- **Your assignment**: Could you please find each line in the records that contains the word "System" and copy it?

○ ○ ○ ○

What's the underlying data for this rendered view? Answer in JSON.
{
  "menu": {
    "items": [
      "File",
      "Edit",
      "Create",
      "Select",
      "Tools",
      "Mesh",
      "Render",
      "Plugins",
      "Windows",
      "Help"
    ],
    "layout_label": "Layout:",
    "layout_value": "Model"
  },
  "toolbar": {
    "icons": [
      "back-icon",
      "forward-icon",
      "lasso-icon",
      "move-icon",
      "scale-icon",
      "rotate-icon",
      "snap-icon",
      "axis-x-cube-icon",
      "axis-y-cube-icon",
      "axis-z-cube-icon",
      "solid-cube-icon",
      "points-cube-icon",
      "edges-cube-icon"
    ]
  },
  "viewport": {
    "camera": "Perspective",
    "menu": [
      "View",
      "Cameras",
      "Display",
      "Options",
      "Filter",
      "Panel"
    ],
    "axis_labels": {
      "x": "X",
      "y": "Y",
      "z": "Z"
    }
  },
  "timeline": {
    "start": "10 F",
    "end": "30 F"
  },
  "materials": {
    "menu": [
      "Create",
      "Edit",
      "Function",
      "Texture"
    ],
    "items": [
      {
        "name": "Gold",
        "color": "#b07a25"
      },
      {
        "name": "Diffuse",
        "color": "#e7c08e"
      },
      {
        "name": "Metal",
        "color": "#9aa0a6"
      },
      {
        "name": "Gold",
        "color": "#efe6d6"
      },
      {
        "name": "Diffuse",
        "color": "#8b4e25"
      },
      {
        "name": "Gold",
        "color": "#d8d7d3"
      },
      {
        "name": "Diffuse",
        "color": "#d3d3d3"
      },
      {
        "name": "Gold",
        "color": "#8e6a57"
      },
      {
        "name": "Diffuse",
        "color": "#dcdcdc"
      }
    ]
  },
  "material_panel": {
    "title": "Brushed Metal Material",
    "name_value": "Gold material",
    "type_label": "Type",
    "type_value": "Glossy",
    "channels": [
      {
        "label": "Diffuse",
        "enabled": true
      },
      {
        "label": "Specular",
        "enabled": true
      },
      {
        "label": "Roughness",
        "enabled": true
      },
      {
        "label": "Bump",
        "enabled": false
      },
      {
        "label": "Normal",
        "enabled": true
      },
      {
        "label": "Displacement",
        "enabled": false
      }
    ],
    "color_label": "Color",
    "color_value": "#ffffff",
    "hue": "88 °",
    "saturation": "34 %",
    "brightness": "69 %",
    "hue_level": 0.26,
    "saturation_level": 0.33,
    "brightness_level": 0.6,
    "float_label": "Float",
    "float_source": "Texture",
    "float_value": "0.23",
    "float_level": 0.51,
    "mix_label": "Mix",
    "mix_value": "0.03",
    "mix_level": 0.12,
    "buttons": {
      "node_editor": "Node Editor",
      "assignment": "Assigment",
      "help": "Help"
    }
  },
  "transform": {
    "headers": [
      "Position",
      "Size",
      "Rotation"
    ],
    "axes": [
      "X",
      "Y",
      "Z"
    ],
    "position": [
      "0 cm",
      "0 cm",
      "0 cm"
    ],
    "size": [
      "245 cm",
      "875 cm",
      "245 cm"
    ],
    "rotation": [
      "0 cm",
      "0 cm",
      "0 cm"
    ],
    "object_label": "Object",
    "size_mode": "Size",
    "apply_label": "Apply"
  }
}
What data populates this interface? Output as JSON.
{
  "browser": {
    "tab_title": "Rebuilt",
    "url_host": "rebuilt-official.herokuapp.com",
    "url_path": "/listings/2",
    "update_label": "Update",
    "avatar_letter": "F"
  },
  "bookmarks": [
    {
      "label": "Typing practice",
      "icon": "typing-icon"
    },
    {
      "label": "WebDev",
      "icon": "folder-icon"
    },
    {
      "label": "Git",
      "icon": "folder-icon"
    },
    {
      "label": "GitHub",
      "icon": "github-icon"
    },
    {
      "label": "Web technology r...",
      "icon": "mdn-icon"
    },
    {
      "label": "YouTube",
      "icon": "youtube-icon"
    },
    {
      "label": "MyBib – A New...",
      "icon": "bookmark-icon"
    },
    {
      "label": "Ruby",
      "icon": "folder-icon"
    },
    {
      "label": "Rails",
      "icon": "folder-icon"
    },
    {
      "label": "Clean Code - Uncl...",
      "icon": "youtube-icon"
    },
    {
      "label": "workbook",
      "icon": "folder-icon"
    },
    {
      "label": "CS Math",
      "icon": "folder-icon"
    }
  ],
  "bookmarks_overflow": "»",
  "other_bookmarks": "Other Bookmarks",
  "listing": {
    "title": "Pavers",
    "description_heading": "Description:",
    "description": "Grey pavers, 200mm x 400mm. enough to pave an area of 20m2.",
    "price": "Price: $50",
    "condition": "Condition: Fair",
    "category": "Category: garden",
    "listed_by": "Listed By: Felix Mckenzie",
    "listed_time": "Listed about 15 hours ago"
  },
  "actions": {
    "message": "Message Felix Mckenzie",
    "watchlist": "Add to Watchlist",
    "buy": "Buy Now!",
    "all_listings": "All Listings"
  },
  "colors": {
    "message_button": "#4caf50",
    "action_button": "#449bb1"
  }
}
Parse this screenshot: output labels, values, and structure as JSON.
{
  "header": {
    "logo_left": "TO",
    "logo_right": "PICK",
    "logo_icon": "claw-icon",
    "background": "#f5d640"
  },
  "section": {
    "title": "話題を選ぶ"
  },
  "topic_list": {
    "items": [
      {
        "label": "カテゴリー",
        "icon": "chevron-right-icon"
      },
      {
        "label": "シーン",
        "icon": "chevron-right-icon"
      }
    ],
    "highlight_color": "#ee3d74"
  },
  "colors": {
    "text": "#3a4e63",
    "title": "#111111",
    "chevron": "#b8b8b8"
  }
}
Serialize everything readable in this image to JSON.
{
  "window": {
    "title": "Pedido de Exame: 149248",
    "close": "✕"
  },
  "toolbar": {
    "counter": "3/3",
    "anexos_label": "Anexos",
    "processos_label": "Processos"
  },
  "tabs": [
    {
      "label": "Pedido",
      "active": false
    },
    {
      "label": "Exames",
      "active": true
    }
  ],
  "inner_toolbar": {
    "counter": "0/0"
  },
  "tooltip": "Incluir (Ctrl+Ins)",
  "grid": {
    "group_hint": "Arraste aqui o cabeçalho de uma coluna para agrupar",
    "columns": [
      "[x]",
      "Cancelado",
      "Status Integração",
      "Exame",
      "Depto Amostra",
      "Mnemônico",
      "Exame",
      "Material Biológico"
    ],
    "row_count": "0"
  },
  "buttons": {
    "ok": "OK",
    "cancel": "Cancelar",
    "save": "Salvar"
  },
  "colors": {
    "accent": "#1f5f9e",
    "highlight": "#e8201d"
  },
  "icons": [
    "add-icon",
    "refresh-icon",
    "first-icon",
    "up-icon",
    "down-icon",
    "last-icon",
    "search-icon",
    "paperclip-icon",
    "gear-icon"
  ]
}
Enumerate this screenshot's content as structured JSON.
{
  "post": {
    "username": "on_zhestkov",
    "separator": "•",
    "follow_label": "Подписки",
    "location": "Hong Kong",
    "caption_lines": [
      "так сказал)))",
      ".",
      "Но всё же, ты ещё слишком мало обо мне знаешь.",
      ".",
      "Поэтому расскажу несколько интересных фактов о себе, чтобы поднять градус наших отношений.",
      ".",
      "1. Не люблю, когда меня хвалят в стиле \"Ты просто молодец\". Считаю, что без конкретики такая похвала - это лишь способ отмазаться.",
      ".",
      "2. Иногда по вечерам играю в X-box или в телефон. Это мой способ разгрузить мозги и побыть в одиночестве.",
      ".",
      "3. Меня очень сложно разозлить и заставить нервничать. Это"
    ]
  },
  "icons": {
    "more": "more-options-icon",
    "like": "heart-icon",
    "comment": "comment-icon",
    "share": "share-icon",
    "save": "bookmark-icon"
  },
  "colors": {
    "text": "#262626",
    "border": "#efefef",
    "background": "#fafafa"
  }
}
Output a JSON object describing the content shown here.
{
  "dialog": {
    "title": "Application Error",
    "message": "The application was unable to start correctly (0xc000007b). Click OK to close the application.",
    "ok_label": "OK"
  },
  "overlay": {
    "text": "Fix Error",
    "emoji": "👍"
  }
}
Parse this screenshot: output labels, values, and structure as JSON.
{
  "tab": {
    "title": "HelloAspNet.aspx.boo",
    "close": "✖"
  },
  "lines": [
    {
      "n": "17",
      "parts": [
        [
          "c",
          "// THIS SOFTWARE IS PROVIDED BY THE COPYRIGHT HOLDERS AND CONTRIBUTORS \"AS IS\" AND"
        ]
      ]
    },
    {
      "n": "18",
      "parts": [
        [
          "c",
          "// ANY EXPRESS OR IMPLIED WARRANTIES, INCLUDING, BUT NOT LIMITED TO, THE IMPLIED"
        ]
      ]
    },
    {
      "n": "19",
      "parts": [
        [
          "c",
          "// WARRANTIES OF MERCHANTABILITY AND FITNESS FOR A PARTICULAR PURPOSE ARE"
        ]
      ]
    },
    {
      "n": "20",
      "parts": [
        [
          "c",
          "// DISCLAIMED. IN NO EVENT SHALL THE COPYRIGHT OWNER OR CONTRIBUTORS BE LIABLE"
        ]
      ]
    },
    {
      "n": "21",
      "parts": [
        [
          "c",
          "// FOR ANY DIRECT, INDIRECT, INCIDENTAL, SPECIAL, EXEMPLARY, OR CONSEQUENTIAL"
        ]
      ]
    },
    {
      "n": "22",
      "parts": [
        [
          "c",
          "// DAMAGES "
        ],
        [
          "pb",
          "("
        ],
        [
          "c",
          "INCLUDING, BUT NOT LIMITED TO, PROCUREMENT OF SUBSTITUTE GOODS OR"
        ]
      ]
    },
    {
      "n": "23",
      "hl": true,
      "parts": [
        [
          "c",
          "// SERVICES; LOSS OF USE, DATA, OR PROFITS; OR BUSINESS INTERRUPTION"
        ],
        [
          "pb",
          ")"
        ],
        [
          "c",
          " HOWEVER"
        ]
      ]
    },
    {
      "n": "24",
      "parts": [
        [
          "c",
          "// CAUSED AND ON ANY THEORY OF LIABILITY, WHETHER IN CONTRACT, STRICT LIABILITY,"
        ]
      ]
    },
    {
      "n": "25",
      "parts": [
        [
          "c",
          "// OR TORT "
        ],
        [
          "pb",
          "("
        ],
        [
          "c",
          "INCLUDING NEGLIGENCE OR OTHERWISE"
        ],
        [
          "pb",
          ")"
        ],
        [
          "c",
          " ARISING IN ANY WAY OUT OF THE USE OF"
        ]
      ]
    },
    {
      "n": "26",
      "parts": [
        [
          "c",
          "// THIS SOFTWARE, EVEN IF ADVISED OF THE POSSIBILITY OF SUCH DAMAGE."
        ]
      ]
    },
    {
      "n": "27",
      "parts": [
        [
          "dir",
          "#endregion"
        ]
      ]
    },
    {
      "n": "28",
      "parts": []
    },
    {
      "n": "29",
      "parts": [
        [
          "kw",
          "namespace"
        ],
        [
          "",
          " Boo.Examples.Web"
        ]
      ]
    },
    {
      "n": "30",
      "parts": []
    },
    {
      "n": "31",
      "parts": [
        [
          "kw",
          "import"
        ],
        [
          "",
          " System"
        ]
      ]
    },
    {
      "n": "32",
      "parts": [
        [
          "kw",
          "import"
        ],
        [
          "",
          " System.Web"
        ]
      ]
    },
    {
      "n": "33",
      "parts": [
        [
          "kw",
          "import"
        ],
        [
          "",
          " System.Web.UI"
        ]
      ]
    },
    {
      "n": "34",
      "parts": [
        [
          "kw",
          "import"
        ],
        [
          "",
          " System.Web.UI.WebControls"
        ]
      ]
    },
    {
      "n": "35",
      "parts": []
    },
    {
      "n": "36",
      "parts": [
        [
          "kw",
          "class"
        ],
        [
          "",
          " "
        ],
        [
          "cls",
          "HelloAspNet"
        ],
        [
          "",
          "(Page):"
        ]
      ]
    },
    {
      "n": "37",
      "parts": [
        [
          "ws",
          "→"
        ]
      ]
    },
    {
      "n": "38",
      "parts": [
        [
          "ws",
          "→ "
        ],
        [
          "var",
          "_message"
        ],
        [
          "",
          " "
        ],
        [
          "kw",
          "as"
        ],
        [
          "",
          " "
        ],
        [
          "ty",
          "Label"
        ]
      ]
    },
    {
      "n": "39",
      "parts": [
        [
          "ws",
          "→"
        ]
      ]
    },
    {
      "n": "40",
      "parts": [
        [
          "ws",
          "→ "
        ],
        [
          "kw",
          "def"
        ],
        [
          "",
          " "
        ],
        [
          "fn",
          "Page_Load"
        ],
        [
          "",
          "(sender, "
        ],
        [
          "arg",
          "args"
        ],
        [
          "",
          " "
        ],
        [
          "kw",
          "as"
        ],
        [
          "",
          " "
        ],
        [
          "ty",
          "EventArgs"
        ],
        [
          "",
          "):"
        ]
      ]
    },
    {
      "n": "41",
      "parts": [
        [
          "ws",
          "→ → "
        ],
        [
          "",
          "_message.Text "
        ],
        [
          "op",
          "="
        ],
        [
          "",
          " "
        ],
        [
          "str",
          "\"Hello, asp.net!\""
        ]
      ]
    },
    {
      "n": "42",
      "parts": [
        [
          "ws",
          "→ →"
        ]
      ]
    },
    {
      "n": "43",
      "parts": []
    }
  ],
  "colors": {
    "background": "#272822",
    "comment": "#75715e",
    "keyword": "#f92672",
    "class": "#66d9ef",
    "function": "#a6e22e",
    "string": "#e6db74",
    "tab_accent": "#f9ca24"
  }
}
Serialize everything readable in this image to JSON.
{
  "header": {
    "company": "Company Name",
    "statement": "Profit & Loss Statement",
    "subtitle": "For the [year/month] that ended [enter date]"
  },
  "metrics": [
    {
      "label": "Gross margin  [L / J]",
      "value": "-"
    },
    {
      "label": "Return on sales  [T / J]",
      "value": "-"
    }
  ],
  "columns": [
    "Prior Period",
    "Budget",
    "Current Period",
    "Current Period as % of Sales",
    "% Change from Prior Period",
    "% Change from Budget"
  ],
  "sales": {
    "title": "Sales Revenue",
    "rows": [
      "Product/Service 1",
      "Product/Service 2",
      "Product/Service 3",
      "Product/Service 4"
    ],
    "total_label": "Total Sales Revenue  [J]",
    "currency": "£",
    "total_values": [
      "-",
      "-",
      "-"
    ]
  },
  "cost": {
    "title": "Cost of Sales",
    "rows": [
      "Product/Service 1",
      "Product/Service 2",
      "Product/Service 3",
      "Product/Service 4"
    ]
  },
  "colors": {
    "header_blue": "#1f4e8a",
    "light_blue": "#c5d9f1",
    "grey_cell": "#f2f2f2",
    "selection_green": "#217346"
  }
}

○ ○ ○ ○

- **Reply to the exercise**:
          " System"
          " System.Web"
          " System.Web.UI"
          " System.Web.UI.WebControls"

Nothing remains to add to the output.